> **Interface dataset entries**
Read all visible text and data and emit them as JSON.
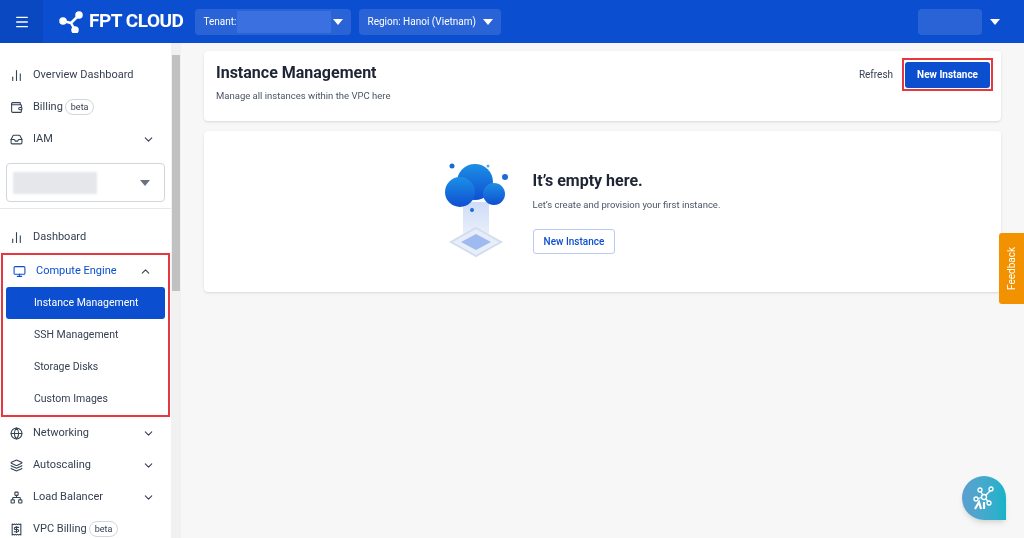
{
  "header": {
    "logo": "FPT CLOUD",
    "tenant": {
      "label": "Tenant:"
    },
    "region": {
      "label": "Region: Hanoi (Vietnam)"
    }
  },
  "sidebar": {
    "items": [
      {
        "kind": "link",
        "label": "Overview Dashboard"
      },
      {
        "kind": "link",
        "label": "Billing",
        "badge": "beta"
      },
      {
        "kind": "group",
        "label": "IAM",
        "expanded": false
      },
      {
        "kind": "select"
      },
      {
        "kind": "link",
        "label": "Dashboard"
      },
      {
        "kind": "group",
        "label": "Compute Engine",
        "expanded": true,
        "highlighted": true,
        "children": [
          {
            "label": "Instance Management",
            "selected": true
          },
          {
            "label": "SSH Management",
            "selected": false
          },
          {
            "label": "Storage Disks",
            "selected": false
          },
          {
            "label": "Custom Images",
            "selected": false
          }
        ]
      },
      {
        "kind": "group",
        "label": "Networking",
        "expanded": false
      },
      {
        "kind": "group",
        "label": "Autoscaling",
        "expanded": false
      },
      {
        "kind": "group",
        "label": "Load Balancer",
        "expanded": false
      },
      {
        "kind": "link",
        "label": "VPC Billing",
        "badge": "beta"
      }
    ]
  },
  "page": {
    "title": "Instance Management",
    "subtitle": "Manage all instances within the VPC here",
    "refresh": "Refresh",
    "new_button": {
      "label": "New Instance",
      "highlighted": true
    }
  },
  "empty": {
    "title": "It’s empty here.",
    "text": "Let’s create and provision your first instance.",
    "button": "New Instance"
  },
  "feedback": "Feedback"
}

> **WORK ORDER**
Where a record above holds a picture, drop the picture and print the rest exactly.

> **ANSWER TO THIS PROBLEM**
Read all visible text and data and emit them as JSON.
{
  "header": {
    "logo": "FPT CLOUD",
    "tenant": {
      "label": "Tenant:"
    },
    "region": {
      "label": "Region: Hanoi (Vietnam)"
    }
  },
  "sidebar": {
    "items": [
      {
        "kind": "link",
        "label": "Overview Dashboard"
      },
      {
        "kind": "link",
        "label": "Billing",
        "badge": "beta"
      },
      {
        "kind": "group",
        "label": "IAM",
        "expanded": false
      },
      {
        "kind": "select"
      },
      {
        "kind": "link",
        "label": "Dashboard"
      },
      {
        "kind": "group",
        "label": "Compute Engine",
        "expanded": true,
        "highlighted": true,
        "children": [
          {
            "label": "Instance Management",
            "selected": true
          },
          {
            "label": "SSH Management",
            "selected": false
          },
          {
            "label": "Storage Disks",
            "selected": false
          },
          {
            "label": "Custom Images",
            "selected": false
          }
        ]
      },
      {
        "kind": "group",
        "label": "Networking",
        "expanded": false
      },
      {
        "kind": "group",
        "label": "Autoscaling",
        "expanded": false
      },
      {
        "kind": "group",
        "label": "Load Balancer",
        "expanded": false
      },
      {
        "kind": "link",
        "label": "VPC Billing",
        "badge": "beta"
      }
    ]
  },
  "page": {
    "title": "Instance Management",
    "subtitle": "Manage all instances within the VPC here",
    "refresh": "Refresh",
    "new_button": {
      "label": "New Instance",
      "highlighted": true
    }
  },
  "empty": {
    "title": "It’s empty here.",
    "text": "Let’s create and provision your first instance.",
    "button": "New Instance"
  },
  "feedback": "Feedback"
}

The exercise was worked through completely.